EXERCISE BRIEF:
Scan the entries for "summary". Every line that holds it is to be copied.

■ ■ ■

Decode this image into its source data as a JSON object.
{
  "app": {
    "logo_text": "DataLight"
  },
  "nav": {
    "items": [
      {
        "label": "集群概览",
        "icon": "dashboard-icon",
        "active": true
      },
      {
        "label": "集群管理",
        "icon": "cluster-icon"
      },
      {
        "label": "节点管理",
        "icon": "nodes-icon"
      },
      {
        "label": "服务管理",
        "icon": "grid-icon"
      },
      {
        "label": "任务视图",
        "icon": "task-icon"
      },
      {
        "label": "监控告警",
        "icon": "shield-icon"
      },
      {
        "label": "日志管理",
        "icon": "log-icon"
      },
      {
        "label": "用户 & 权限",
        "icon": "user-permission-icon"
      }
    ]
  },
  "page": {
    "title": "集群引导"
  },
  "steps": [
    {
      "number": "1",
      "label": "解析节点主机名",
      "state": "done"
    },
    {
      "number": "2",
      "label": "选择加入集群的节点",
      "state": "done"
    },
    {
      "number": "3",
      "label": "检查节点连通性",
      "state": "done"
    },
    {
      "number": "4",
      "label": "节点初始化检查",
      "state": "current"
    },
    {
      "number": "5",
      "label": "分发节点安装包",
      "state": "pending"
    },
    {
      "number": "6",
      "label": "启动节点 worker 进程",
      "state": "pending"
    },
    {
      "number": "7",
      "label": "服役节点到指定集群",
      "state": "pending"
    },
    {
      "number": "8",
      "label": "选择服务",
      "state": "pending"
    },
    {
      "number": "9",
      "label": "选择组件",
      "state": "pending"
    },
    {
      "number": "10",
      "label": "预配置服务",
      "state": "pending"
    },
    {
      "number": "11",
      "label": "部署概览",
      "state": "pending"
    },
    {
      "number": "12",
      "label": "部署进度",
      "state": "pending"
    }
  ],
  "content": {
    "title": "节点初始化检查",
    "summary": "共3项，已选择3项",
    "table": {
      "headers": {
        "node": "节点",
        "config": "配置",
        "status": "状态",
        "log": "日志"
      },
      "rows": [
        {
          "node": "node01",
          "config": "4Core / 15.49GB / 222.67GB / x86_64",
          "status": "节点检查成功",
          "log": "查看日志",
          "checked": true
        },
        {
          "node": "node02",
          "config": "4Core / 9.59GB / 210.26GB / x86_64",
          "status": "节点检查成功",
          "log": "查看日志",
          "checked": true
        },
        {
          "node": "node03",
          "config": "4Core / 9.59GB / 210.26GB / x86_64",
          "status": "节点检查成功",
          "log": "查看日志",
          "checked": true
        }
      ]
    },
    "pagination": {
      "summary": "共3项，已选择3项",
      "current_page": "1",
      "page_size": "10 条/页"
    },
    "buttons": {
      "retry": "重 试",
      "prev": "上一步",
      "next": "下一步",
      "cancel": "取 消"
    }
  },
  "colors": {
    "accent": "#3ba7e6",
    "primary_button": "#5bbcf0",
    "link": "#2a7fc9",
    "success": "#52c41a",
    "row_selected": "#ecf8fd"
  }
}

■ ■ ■

PROBLEM SOLUTION:
    "summary": "共3项，已选择3项",
      "summary": "共3项，已选择3项",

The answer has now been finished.